***** Source material *****

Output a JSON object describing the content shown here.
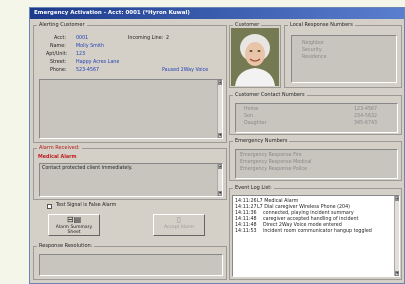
{
  "window": {
    "title": "Emergency Activation - Acct: 0001  (*Hyron Kuwal)"
  },
  "alerting_customer": {
    "label": "Alerting Customer",
    "incoming_line_label": "Incoming Line:",
    "incoming_line_value": "2",
    "fields": [
      {
        "label": "Acct:",
        "value": "0001"
      },
      {
        "label": "Name:",
        "value": "Molly Smith"
      },
      {
        "label": "Apt/Unit:",
        "value": "123"
      },
      {
        "label": "Street:",
        "value": "Happy Acres Lane"
      },
      {
        "label": "Phone:",
        "value": "523-4567"
      }
    ],
    "status": "Paused 2Way Voice"
  },
  "alarm_received": {
    "label": "Alarm Received:",
    "alarm_name": "Medical Alarm",
    "instruction": "Contact protected client immediately."
  },
  "false_alarm": {
    "label": "Test Signal is False Alarm"
  },
  "buttons": {
    "summary": "Alarm Summary Sheet",
    "accept": "Accept Alarm"
  },
  "response_resolution": {
    "label": "Response Resolution:"
  },
  "customer": {
    "label": "Customer"
  },
  "local_response": {
    "label": "Local Response Numbers",
    "items": [
      "Neighbor",
      "Security",
      "Residence"
    ]
  },
  "contact_numbers": {
    "label": "Customer Contact Numbers",
    "rows": [
      {
        "name": "Home",
        "number": "123-4567"
      },
      {
        "name": "Son",
        "number": "234-5632"
      },
      {
        "name": "Daughter",
        "number": "345-6743"
      }
    ]
  },
  "emergency_numbers": {
    "label": "Emergency Numbers",
    "items": [
      "Emergency Response Fire",
      "Emergency Response Medical",
      "Emergency Response Police"
    ]
  },
  "event_log": {
    "label": "Event Log List:",
    "entries": [
      {
        "time": "14:11:26",
        "text": "L7 Medical Alarm"
      },
      {
        "time": "14:11:27",
        "text": "L7 Dial caregiver Wireless Phone (204)"
      },
      {
        "time": "14:11:36",
        "text": "connected, playing incident summary"
      },
      {
        "time": "14:11:48",
        "text": "caregiver accepted handling of incident"
      },
      {
        "time": "14:11:48",
        "text": "Direct 2Way Voice mode entered"
      },
      {
        "time": "14:11:53",
        "text": "incident room communicator hangup toggled"
      }
    ]
  }
}
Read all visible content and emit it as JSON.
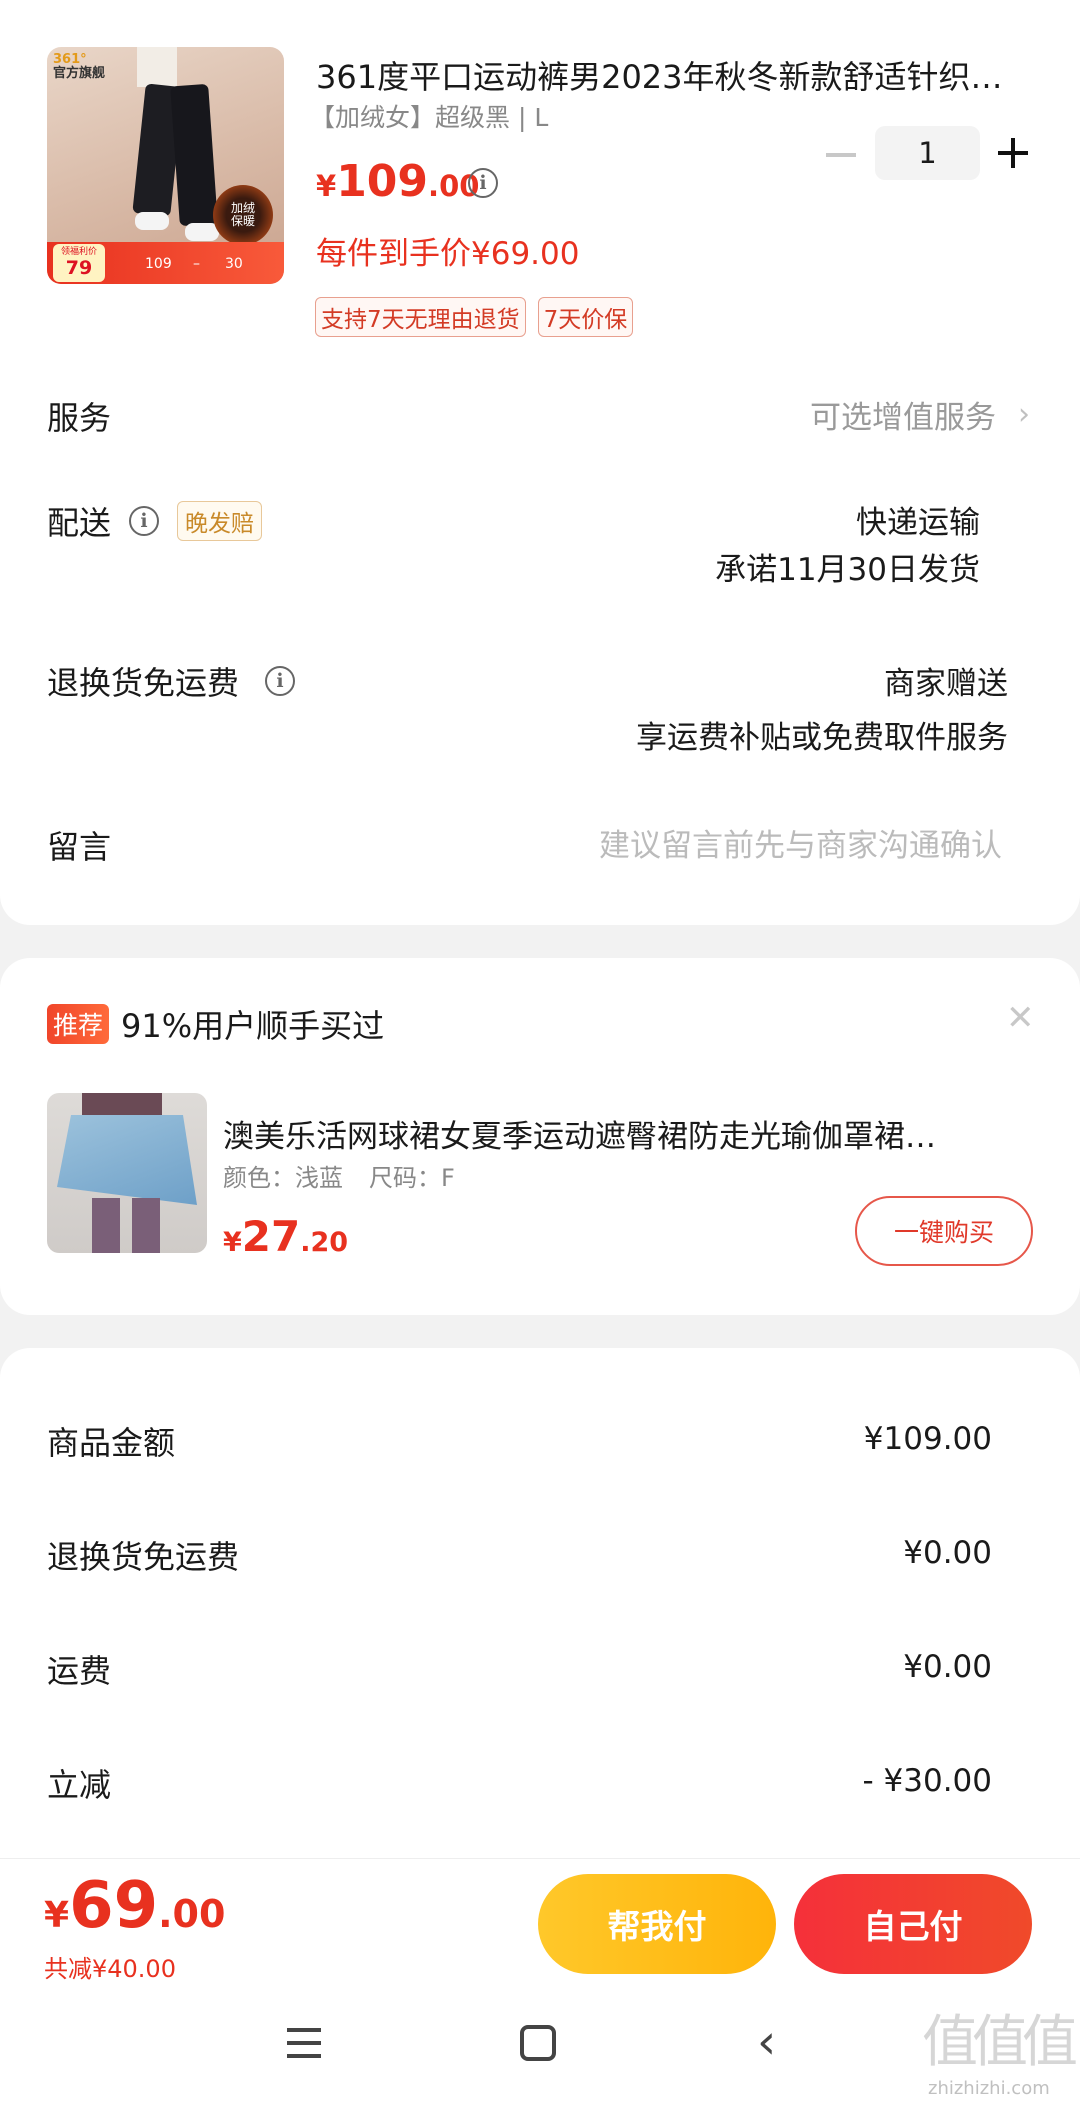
{
  "product": {
    "title": "361度平口运动裤男2023年秋冬新款舒适针织…",
    "variant": "【加绒女】超级黑 | L",
    "price_symbol": "¥",
    "price_main": "109",
    "price_decimal": ".00",
    "final_price_label": "每件到手价¥69.00",
    "quantity": "1",
    "tags": [
      "支持7天无理由退货",
      "7天价保"
    ],
    "thumb": {
      "brand_text": "官方旗舰",
      "badge_text": "加绒\n保暖",
      "bar_left_label": "领福利价",
      "bar_left_value": "79",
      "bar_mid_value": "109",
      "bar_right_value": "30"
    }
  },
  "rows": {
    "service_label": "服务",
    "service_value": "可选增值服务",
    "delivery_label": "配送",
    "delivery_badge": "晚发赔",
    "delivery_value1": "快递运输",
    "delivery_value2": "承诺11月30日发货",
    "return_label": "退换货免运费",
    "return_value1": "商家赠送",
    "return_value2": "享运费补贴或免费取件服务",
    "note_label": "留言",
    "note_placeholder": "建议留言前先与商家沟通确认"
  },
  "recommend": {
    "badge": "推荐",
    "title": "91%用户顺手买过",
    "item_title": "澳美乐活网球裙女夏季运动遮臀裙防走光瑜伽罩裙…",
    "item_color": "颜色：浅蓝",
    "item_size": "尺码：F",
    "price_symbol": "¥",
    "price_main": "27",
    "price_decimal": ".20",
    "buy_button": "一键购买"
  },
  "summary": [
    {
      "label": "商品金额",
      "value": "¥109.00",
      "red": false
    },
    {
      "label": "退换货免运费",
      "value": "¥0.00",
      "red": false
    },
    {
      "label": "运费",
      "value": "¥0.00",
      "red": false
    },
    {
      "label": "立减",
      "value": "- ¥30.00",
      "red": true
    }
  ],
  "footer": {
    "price_symbol": "¥",
    "price_main": "69",
    "price_decimal": ".00",
    "discount": "共减¥40.00",
    "help_pay": "帮我付",
    "self_pay": "自己付"
  },
  "watermark": {
    "chars": "值值值",
    "url": "zhizhizhi.com"
  },
  "colors": {
    "accent_red": "#e8311f",
    "help_pay_yellow": "#ffc11a",
    "self_pay_red": "#f0293a"
  }
}
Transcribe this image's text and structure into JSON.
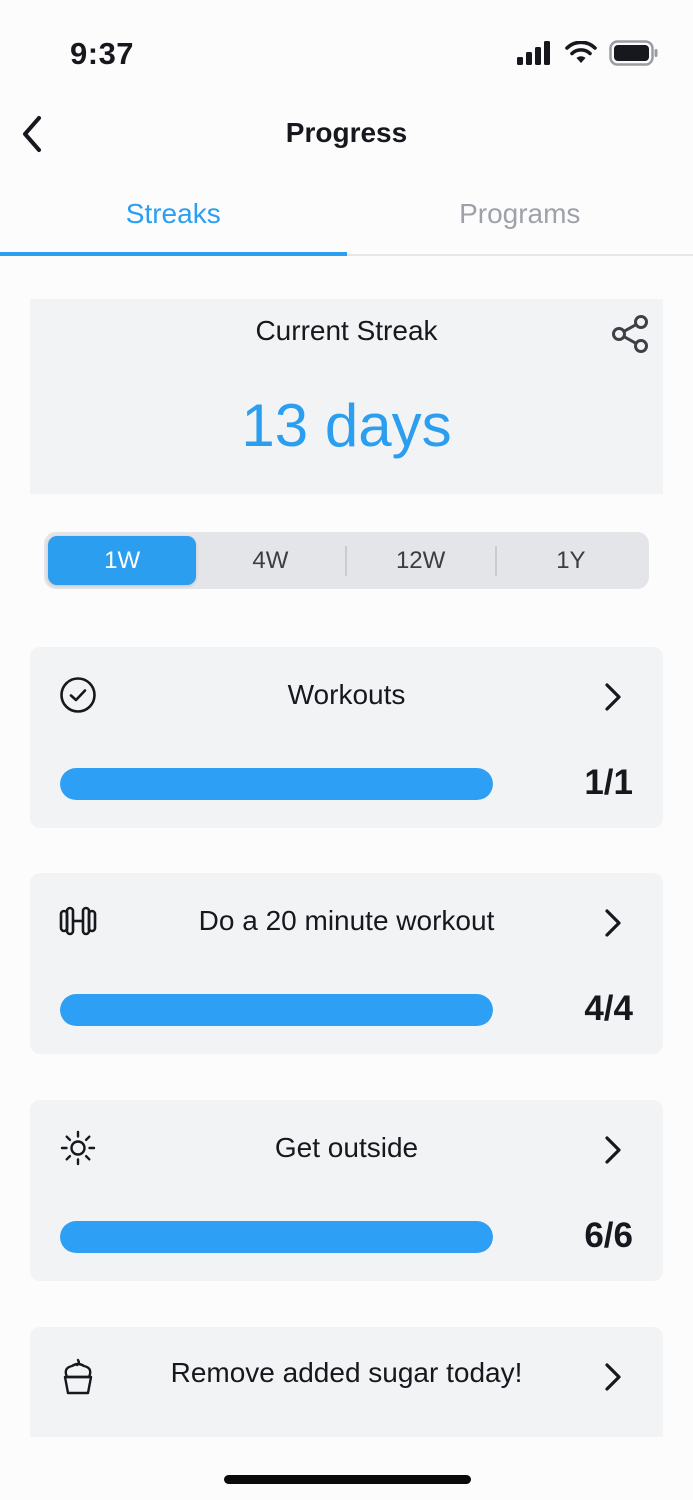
{
  "status_bar": {
    "time": "9:37",
    "icons": [
      "signal-icon",
      "wifi-icon",
      "battery-icon"
    ]
  },
  "header": {
    "title": "Progress",
    "back_icon": "chevron-left-icon"
  },
  "tabs": [
    {
      "label": "Streaks",
      "active": true
    },
    {
      "label": "Programs",
      "active": false
    }
  ],
  "streak": {
    "label": "Current Streak",
    "value": "13 days",
    "share_icon": "share-icon"
  },
  "range_selector": {
    "options": [
      "1W",
      "4W",
      "12W",
      "1Y"
    ],
    "selected": "1W"
  },
  "goals": [
    {
      "title": "Workouts",
      "icon": "check-circle-icon",
      "count": "1/1",
      "progress": 1.0
    },
    {
      "title": "Do a 20 minute workout",
      "icon": "dumbbell-icon",
      "count": "4/4",
      "progress": 1.0
    },
    {
      "title": "Get outside",
      "icon": "sun-icon",
      "count": "6/6",
      "progress": 1.0
    },
    {
      "title": "Remove added sugar today!",
      "icon": "cupcake-icon"
    }
  ],
  "colors": {
    "accent": "#2b9ef0",
    "card_background": "#f2f3f5",
    "inactive_tab": "#9ea1a8"
  }
}
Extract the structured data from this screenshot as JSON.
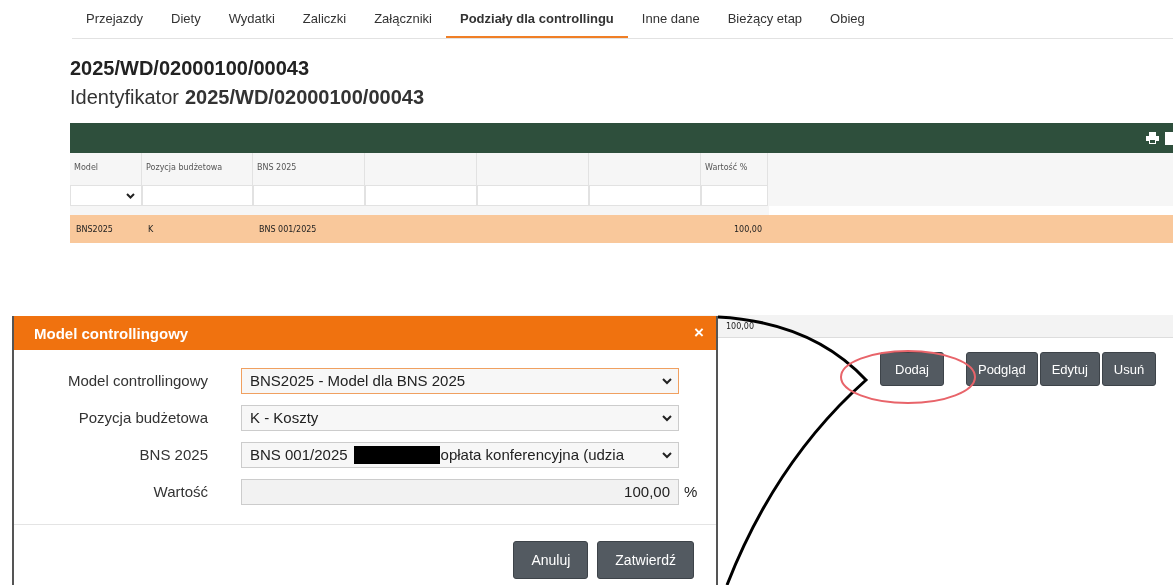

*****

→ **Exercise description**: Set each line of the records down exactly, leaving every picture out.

→ **Solved problem**:
Output a JSON object describing the content shown here.
{
  "window": {
    "title": "Emergency Activation - Acct: 0001  (*Hyron Kuwal)"
  },
  "alerting_customer": {
    "label": "Alerting Customer",
    "incoming_line_label": "Incoming Line:",
    "incoming_line_value": "2",
    "fields": [
      {
        "label": "Acct:",
        "value": "0001"
      },
      {
        "label": "Name:",
        "value": "Molly Smith"
      },
      {
        "label": "Apt/Unit:",
        "value": "123"
      },
      {
        "label": "Street:",
        "value": "Happy Acres Lane"
      },
      {
        "label": "Phone:",
        "value": "523-4567"
      }
    ],
    "status": "Paused 2Way Voice"
  },
  "alarm_received": {
    "label": "Alarm Received:",
    "alarm_name": "Medical Alarm",
    "instruction": "Contact protected client immediately."
  },
  "false_alarm": {
    "label": "Test Signal is False Alarm"
  },
  "buttons": {
    "summary": "Alarm Summary Sheet",
    "accept": "Accept Alarm"
  },
  "response_resolution": {
    "label": "Response Resolution:"
  },
  "customer": {
    "label": "Customer"
  },
  "local_response": {
    "label": "Local Response Numbers",
    "items": [
      "Neighbor",
      "Security",
      "Residence"
    ]
  },
  "contact_numbers": {
    "label": "Customer Contact Numbers",
    "rows": [
      {
        "name": "Home",
        "number": "123-4567"
      },
      {
        "name": "Son",
        "number": "234-5632"
      },
      {
        "name": "Daughter",
        "number": "345-6743"
      }
    ]
  },
  "emergency_numbers": {
    "label": "Emergency Numbers",
    "items": [
      "Emergency Response Fire",
      "Emergency Response Medical",
      "Emergency Response Police"
    ]
  },
  "event_log": {
    "label": "Event Log List:",
    "entries": [
      {
        "time": "14:11:26",
        "text": "L7 Medical Alarm"
      },
      {
        "time": "14:11:27",
        "text": "L7 Dial caregiver Wireless Phone (204)"
      },
      {
        "time": "14:11:36",
        "text": "connected, playing incident summary"
      },
      {
        "time": "14:11:48",
        "text": "caregiver accepted handling of incident"
      },
      {
        "time": "14:11:48",
        "text": "Direct 2Way Voice mode entered"
      },
      {
        "time": "14:11:53",
        "text": "incident room communicator hangup toggled"
      }
    ]
  }
}
Read all visible content and emit it as JSON.
{
  "product": {
    "title": "361度平口运动裤男2023年秋冬新款舒适针织…",
    "variant": "【加绒女】超级黑 | L",
    "price_symbol": "¥",
    "price_main": "109",
    "price_decimal": ".00",
    "final_price_label": "每件到手价¥69.00",
    "quantity": "1",
    "tags": [
      "支持7天无理由退货",
      "7天价保"
    ],
    "thumb": {
      "brand_text": "官方旗舰",
      "badge_text": "加绒\n保暖",
      "bar_left_label": "领福利价",
      "bar_left_value": "79",
      "bar_mid_value": "109",
      "bar_right_value": "30"
    }
  },
  "rows": {
    "service_label": "服务",
    "service_value": "可选增值服务",
    "delivery_label": "配送",
    "delivery_badge": "晚发赔",
    "delivery_value1": "快递运输",
    "delivery_value2": "承诺11月30日发货",
    "return_label": "退换货免运费",
    "return_value1": "商家赠送",
    "return_value2": "享运费补贴或免费取件服务",
    "note_label": "留言",
    "note_placeholder": "建议留言前先与商家沟通确认"
  },
  "recommend": {
    "badge": "推荐",
    "title": "91%用户顺手买过",
    "item_title": "澳美乐活网球裙女夏季运动遮臀裙防走光瑜伽罩裙…",
    "item_color": "颜色：浅蓝",
    "item_size": "尺码：F",
    "price_symbol": "¥",
    "price_main": "27",
    "price_decimal": ".20",
    "buy_button": "一键购买"
  },
  "summary": [
    {
      "label": "商品金额",
      "value": "¥109.00",
      "red": false
    },
    {
      "label": "退换货免运费",
      "value": "¥0.00",
      "red": false
    },
    {
      "label": "运费",
      "value": "¥0.00",
      "red": false
    },
    {
      "label": "立减",
      "value": "- ¥30.00",
      "red": true
    }
  ],
  "footer": {
    "price_symbol": "¥",
    "price_main": "69",
    "price_decimal": ".00",
    "discount": "共减¥40.00",
    "help_pay": "帮我付",
    "self_pay": "自己付"
  },
  "watermark": {
    "chars": "值值值",
    "url": "zhizhizhi.com"
  },
  "colors": {
    "accent_red": "#e8311f",
    "help_pay_yellow": "#ffc11a",
    "self_pay_red": "#f0293a"
  }
}
Transcribe this image's text and structure into JSON.
{
  "status_bar": {
    "time": "9:37",
    "icons": [
      "signal-icon",
      "wifi-icon",
      "battery-icon"
    ]
  },
  "header": {
    "title": "Progress",
    "back_icon": "chevron-left-icon"
  },
  "tabs": [
    {
      "label": "Streaks",
      "active": true
    },
    {
      "label": "Programs",
      "active": false
    }
  ],
  "streak": {
    "label": "Current Streak",
    "value": "13 days",
    "share_icon": "share-icon"
  },
  "range_selector": {
    "options": [
      "1W",
      "4W",
      "12W",
      "1Y"
    ],
    "selected": "1W"
  },
  "goals": [
    {
      "title": "Workouts",
      "icon": "check-circle-icon",
      "count": "1/1",
      "progress": 1.0
    },
    {
      "title": "Do a 20 minute workout",
      "icon": "dumbbell-icon",
      "count": "4/4",
      "progress": 1.0
    },
    {
      "title": "Get outside",
      "icon": "sun-icon",
      "count": "6/6",
      "progress": 1.0
    },
    {
      "title": "Remove added sugar today!",
      "icon": "cupcake-icon"
    }
  ],
  "colors": {
    "accent": "#2b9ef0",
    "card_background": "#f2f3f5",
    "inactive_tab": "#9ea1a8"
  }
}
Extract the structured data from this screenshot as JSON.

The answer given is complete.